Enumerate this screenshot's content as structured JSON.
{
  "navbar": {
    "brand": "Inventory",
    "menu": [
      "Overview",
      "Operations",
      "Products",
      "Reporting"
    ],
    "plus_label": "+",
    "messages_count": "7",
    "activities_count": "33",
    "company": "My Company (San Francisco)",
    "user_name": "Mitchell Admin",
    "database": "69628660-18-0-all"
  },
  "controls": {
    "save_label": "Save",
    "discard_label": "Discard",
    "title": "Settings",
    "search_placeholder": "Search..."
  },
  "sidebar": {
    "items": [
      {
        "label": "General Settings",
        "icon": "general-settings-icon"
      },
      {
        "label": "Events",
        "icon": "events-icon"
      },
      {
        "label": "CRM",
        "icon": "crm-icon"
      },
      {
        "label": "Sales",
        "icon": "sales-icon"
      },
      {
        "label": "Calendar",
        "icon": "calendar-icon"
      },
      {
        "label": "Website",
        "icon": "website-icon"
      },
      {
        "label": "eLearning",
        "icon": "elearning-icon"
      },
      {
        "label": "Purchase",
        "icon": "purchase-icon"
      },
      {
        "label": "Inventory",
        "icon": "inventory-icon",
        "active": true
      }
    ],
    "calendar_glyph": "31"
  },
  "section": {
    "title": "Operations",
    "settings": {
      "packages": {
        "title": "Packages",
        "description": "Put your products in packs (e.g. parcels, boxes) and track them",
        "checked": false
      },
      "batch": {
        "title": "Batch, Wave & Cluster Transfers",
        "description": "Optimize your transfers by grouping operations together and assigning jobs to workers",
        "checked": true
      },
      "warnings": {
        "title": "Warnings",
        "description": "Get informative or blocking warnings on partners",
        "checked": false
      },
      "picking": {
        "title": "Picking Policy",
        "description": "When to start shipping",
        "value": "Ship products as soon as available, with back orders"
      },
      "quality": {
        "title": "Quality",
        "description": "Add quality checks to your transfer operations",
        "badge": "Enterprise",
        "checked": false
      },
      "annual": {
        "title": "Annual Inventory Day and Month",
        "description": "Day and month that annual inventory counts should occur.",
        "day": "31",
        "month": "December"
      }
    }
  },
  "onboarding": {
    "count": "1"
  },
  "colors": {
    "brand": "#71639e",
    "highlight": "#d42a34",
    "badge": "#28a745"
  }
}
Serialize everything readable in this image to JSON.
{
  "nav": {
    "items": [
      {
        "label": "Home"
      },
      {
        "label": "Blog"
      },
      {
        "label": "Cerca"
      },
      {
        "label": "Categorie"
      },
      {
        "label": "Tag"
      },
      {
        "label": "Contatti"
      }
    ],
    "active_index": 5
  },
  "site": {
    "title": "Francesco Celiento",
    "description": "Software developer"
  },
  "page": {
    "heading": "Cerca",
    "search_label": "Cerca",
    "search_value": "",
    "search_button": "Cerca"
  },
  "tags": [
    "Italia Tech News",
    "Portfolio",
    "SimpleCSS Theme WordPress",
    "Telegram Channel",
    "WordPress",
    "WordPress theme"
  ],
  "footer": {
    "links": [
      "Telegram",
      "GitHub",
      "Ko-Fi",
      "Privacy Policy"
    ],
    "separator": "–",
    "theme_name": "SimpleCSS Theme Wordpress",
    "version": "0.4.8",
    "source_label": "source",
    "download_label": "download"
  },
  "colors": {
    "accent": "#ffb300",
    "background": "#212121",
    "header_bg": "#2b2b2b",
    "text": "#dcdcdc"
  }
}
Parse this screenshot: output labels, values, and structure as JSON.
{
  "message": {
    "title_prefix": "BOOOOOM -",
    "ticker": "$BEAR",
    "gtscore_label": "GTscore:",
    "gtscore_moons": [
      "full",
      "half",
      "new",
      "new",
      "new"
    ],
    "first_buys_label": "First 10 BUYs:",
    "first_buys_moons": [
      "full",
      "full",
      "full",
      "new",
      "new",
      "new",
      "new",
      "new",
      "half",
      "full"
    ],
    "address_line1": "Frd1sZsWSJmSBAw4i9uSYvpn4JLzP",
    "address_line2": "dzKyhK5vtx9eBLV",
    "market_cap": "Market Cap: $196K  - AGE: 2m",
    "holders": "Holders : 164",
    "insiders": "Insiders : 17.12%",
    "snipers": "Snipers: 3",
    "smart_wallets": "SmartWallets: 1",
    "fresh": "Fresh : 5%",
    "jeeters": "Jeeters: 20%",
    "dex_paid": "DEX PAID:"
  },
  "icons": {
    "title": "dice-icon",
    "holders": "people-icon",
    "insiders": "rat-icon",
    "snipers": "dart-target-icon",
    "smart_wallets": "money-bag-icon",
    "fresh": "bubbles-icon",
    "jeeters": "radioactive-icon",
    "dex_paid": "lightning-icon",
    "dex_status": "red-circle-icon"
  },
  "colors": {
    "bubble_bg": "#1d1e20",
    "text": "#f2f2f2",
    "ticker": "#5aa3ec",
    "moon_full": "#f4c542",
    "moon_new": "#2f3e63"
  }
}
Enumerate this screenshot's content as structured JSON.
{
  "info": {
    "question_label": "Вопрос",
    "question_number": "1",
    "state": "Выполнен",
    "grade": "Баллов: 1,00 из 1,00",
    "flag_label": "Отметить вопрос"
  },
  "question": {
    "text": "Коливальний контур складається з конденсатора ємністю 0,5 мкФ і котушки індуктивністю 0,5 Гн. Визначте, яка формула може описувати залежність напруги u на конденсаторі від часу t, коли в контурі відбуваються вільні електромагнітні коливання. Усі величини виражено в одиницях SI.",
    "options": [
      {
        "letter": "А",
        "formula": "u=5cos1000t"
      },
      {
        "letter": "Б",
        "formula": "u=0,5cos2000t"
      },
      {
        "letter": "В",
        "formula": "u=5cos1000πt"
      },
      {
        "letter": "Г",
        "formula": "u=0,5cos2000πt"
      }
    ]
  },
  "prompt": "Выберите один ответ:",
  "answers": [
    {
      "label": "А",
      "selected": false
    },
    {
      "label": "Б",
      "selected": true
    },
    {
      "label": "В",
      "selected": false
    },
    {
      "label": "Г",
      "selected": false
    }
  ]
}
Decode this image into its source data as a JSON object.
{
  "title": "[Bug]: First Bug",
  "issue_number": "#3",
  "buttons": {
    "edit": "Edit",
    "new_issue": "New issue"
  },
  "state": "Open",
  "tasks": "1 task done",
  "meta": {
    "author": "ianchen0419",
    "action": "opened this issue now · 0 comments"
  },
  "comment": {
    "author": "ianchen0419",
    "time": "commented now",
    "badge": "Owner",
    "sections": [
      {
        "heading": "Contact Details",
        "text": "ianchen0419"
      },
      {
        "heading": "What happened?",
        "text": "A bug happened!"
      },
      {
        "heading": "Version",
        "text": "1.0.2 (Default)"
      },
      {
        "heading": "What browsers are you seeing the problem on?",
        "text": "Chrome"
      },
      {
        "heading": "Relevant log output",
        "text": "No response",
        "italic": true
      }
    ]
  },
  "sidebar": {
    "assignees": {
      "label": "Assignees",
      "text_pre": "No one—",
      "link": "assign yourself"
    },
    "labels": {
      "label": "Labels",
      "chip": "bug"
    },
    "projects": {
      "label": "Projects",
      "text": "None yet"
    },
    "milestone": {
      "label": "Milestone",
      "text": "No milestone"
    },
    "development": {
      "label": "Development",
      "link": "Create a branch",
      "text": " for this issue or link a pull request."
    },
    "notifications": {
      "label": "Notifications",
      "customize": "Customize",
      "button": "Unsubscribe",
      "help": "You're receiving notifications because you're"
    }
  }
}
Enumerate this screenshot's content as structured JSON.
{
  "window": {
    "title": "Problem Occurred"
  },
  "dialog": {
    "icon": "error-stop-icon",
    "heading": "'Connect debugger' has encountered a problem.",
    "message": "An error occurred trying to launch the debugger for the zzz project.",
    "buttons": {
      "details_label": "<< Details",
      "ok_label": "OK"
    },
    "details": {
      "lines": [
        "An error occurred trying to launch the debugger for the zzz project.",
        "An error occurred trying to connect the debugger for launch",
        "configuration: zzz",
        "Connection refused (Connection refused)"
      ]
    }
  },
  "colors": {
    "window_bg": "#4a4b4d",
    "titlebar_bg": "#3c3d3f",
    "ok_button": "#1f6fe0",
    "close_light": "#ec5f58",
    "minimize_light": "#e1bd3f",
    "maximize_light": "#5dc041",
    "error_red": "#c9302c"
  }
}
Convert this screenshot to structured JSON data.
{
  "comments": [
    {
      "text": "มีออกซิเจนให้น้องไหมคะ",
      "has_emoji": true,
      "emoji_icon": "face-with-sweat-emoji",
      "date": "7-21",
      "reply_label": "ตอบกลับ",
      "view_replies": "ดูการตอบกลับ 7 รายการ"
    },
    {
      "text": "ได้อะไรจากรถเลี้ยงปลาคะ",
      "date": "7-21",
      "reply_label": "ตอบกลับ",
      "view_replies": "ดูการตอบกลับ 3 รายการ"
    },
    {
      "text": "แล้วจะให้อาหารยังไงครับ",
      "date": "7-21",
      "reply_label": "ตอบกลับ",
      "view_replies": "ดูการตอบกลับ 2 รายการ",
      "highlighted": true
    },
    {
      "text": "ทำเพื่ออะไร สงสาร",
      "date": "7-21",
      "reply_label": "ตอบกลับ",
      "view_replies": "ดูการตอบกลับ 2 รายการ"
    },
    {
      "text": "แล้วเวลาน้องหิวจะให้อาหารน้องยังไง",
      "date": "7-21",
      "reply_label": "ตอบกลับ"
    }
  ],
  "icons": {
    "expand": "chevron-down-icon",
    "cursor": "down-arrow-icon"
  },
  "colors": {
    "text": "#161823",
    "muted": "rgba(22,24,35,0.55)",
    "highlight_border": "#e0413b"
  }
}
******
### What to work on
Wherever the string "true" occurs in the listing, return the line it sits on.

### Reply
        "active": true
        "checked": true
      "selected": true
        "italic": true
      "has_emoji": true,
      "highlighted": true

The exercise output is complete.